*Goal of the exercise:* Hand back all of the records exactly as they read.

*Data to process:*
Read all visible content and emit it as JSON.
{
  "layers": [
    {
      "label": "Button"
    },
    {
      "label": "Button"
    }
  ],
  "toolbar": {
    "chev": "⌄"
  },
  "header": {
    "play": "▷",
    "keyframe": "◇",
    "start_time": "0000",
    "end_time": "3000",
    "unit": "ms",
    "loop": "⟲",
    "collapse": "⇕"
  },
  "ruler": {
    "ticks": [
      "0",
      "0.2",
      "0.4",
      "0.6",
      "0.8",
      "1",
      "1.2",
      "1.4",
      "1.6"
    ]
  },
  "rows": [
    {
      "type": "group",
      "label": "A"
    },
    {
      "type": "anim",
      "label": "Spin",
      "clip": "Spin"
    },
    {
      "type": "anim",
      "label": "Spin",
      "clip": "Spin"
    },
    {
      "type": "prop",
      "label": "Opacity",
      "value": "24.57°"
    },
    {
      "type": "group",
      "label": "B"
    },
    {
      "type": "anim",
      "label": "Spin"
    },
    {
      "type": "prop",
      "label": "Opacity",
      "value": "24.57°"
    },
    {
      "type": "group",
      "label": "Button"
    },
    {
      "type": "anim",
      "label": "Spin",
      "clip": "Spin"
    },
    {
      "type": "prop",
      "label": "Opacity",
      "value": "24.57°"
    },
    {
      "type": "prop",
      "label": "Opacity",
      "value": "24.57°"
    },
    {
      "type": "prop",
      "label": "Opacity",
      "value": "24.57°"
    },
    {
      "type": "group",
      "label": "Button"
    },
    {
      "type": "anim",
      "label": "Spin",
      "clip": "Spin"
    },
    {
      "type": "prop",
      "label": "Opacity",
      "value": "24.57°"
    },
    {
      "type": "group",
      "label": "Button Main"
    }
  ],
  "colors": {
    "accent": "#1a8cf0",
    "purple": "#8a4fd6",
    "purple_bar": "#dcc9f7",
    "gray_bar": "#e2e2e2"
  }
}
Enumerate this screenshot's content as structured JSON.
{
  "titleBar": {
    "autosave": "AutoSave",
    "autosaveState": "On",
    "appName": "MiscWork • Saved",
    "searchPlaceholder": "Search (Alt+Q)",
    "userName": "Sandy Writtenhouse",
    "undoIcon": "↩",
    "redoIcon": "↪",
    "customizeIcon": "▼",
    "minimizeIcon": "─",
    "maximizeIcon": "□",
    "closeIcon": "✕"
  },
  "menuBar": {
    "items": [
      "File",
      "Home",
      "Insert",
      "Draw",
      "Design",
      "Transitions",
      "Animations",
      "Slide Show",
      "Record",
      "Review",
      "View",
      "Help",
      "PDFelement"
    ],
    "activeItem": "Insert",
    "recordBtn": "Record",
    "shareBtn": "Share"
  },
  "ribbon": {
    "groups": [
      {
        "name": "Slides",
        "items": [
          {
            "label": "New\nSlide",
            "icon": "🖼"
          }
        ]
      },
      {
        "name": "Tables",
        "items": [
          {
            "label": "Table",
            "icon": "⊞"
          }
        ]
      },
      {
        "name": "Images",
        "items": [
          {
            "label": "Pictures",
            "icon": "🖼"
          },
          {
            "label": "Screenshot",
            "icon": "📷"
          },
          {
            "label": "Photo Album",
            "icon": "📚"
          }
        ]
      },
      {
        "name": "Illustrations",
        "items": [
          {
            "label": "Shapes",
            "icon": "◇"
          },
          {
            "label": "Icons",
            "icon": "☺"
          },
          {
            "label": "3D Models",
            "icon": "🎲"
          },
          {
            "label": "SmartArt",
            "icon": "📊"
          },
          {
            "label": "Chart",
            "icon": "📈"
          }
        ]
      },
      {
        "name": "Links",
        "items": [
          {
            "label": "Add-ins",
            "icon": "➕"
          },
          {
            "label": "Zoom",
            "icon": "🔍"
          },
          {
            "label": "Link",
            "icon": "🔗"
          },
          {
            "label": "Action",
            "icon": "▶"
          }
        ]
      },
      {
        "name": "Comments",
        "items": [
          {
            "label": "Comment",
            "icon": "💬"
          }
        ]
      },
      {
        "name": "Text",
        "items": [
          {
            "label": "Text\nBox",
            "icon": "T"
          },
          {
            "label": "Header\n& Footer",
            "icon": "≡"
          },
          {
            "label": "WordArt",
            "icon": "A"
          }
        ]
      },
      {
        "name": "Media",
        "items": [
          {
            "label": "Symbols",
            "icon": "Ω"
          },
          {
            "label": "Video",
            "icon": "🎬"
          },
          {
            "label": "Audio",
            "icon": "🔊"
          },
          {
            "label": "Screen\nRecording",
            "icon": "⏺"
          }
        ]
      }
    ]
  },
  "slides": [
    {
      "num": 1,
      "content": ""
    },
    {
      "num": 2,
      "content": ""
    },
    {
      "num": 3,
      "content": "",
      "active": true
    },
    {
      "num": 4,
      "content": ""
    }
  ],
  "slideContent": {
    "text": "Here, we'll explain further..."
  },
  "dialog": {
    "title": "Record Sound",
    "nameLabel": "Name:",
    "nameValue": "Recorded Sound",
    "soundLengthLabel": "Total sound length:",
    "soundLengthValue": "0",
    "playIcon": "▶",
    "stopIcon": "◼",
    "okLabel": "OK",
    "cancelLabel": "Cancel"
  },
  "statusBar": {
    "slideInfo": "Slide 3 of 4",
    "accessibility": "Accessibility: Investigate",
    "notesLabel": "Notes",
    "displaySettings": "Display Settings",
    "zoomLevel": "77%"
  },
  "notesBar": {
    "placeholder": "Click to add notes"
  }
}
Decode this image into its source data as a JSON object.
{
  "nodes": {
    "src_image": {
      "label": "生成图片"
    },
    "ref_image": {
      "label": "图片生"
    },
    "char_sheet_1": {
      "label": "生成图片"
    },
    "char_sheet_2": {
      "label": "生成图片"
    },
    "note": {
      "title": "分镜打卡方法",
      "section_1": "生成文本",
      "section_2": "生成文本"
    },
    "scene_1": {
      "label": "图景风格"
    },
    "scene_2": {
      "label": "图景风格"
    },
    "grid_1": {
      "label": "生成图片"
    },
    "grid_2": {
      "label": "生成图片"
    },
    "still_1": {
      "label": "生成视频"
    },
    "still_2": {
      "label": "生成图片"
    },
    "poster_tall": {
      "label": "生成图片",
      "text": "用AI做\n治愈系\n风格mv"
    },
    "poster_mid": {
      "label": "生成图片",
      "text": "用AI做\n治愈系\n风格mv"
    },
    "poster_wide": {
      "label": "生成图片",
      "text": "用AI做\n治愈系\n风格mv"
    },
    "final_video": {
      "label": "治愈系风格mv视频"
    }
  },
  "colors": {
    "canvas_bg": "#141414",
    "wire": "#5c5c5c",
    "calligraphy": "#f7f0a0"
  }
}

*Response:*
Read all visible content and emit it as JSON.
{
  "layers": [
    {
      "label": "Button"
    },
    {
      "label": "Button"
    }
  ],
  "toolbar": {
    "chev": "⌄"
  },
  "header": {
    "play": "▷",
    "keyframe": "◇",
    "start_time": "0000",
    "end_time": "3000",
    "unit": "ms",
    "loop": "⟲",
    "collapse": "⇕"
  },
  "ruler": {
    "ticks": [
      "0",
      "0.2",
      "0.4",
      "0.6",
      "0.8",
      "1",
      "1.2",
      "1.4",
      "1.6"
    ]
  },
  "rows": [
    {
      "type": "group",
      "label": "A"
    },
    {
      "type": "anim",
      "label": "Spin",
      "clip": "Spin"
    },
    {
      "type": "anim",
      "label": "Spin",
      "clip": "Spin"
    },
    {
      "type": "prop",
      "label": "Opacity",
      "value": "24.57°"
    },
    {
      "type": "group",
      "label": "B"
    },
    {
      "type": "anim",
      "label": "Spin"
    },
    {
      "type": "prop",
      "label": "Opacity",
      "value": "24.57°"
    },
    {
      "type": "group",
      "label": "Button"
    },
    {
      "type": "anim",
      "label": "Spin",
      "clip": "Spin"
    },
    {
      "type": "prop",
      "label": "Opacity",
      "value": "24.57°"
    },
    {
      "type": "prop",
      "label": "Opacity",
      "value": "24.57°"
    },
    {
      "type": "prop",
      "label": "Opacity",
      "value": "24.57°"
    },
    {
      "type": "group",
      "label": "Button"
    },
    {
      "type": "anim",
      "label": "Spin",
      "clip": "Spin"
    },
    {
      "type": "prop",
      "label": "Opacity",
      "value": "24.57°"
    },
    {
      "type": "group",
      "label": "Button Main"
    }
  ],
  "colors": {
    "accent": "#1a8cf0",
    "purple": "#8a4fd6",
    "purple_bar": "#dcc9f7",
    "gray_bar": "#e2e2e2"
  }
}
Enumerate this screenshot's content as structured JSON.
{
  "titleBar": {
    "autosave": "AutoSave",
    "autosaveState": "On",
    "appName": "MiscWork • Saved",
    "searchPlaceholder": "Search (Alt+Q)",
    "userName": "Sandy Writtenhouse",
    "undoIcon": "↩",
    "redoIcon": "↪",
    "customizeIcon": "▼",
    "minimizeIcon": "─",
    "maximizeIcon": "□",
    "closeIcon": "✕"
  },
  "menuBar": {
    "items": [
      "File",
      "Home",
      "Insert",
      "Draw",
      "Design",
      "Transitions",
      "Animations",
      "Slide Show",
      "Record",
      "Review",
      "View",
      "Help",
      "PDFelement"
    ],
    "activeItem": "Insert",
    "recordBtn": "Record",
    "shareBtn": "Share"
  },
  "ribbon": {
    "groups": [
      {
        "name": "Slides",
        "items": [
          {
            "label": "New\nSlide",
            "icon": "🖼"
          }
        ]
      },
      {
        "name": "Tables",
        "items": [
          {
            "label": "Table",
            "icon": "⊞"
          }
        ]
      },
      {
        "name": "Images",
        "items": [
          {
            "label": "Pictures",
            "icon": "🖼"
          },
          {
            "label": "Screenshot",
            "icon": "📷"
          },
          {
            "label": "Photo Album",
            "icon": "📚"
          }
        ]
      },
      {
        "name": "Illustrations",
        "items": [
          {
            "label": "Shapes",
            "icon": "◇"
          },
          {
            "label": "Icons",
            "icon": "☺"
          },
          {
            "label": "3D Models",
            "icon": "🎲"
          },
          {
            "label": "SmartArt",
            "icon": "📊"
          },
          {
            "label": "Chart",
            "icon": "📈"
          }
        ]
      },
      {
        "name": "Links",
        "items": [
          {
            "label": "Add-ins",
            "icon": "➕"
          },
          {
            "label": "Zoom",
            "icon": "🔍"
          },
          {
            "label": "Link",
            "icon": "🔗"
          },
          {
            "label": "Action",
            "icon": "▶"
          }
        ]
      },
      {
        "name": "Comments",
        "items": [
          {
            "label": "Comment",
            "icon": "💬"
          }
        ]
      },
      {
        "name": "Text",
        "items": [
          {
            "label": "Text\nBox",
            "icon": "T"
          },
          {
            "label": "Header\n& Footer",
            "icon": "≡"
          },
          {
            "label": "WordArt",
            "icon": "A"
          }
        ]
      },
      {
        "name": "Media",
        "items": [
          {
            "label": "Symbols",
            "icon": "Ω"
          },
          {
            "label": "Video",
            "icon": "🎬"
          },
          {
            "label": "Audio",
            "icon": "🔊"
          },
          {
            "label": "Screen\nRecording",
            "icon": "⏺"
          }
        ]
      }
    ]
  },
  "slides": [
    {
      "num": 1,
      "content": ""
    },
    {
      "num": 2,
      "content": ""
    },
    {
      "num": 3,
      "content": "",
      "active": true
    },
    {
      "num": 4,
      "content": ""
    }
  ],
  "slideContent": {
    "text": "Here, we'll explain further..."
  },
  "dialog": {
    "title": "Record Sound",
    "nameLabel": "Name:",
    "nameValue": "Recorded Sound",
    "soundLengthLabel": "Total sound length:",
    "soundLengthValue": "0",
    "playIcon": "▶",
    "stopIcon": "◼",
    "okLabel": "OK",
    "cancelLabel": "Cancel"
  },
  "statusBar": {
    "slideInfo": "Slide 3 of 4",
    "accessibility": "Accessibility: Investigate",
    "notesLabel": "Notes",
    "displaySettings": "Display Settings",
    "zoomLevel": "77%"
  },
  "notesBar": {
    "placeholder": "Click to add notes"
  }
}
Decode this image into its source data as a JSON object.
{
  "nodes": {
    "src_image": {
      "label": "生成图片"
    },
    "ref_image": {
      "label": "图片生"
    },
    "char_sheet_1": {
      "label": "生成图片"
    },
    "char_sheet_2": {
      "label": "生成图片"
    },
    "note": {
      "title": "分镜打卡方法",
      "section_1": "生成文本",
      "section_2": "生成文本"
    },
    "scene_1": {
      "label": "图景风格"
    },
    "scene_2": {
      "label": "图景风格"
    },
    "grid_1": {
      "label": "生成图片"
    },
    "grid_2": {
      "label": "生成图片"
    },
    "still_1": {
      "label": "生成视频"
    },
    "still_2": {
      "label": "生成图片"
    },
    "poster_tall": {
      "label": "生成图片",
      "text": "用AI做\n治愈系\n风格mv"
    },
    "poster_mid": {
      "label": "生成图片",
      "text": "用AI做\n治愈系\n风格mv"
    },
    "poster_wide": {
      "label": "生成图片",
      "text": "用AI做\n治愈系\n风格mv"
    },
    "final_video": {
      "label": "治愈系风格mv视频"
    }
  },
  "colors": {
    "canvas_bg": "#141414",
    "wire": "#5c5c5c",
    "calligraphy": "#f7f0a0"
  }
}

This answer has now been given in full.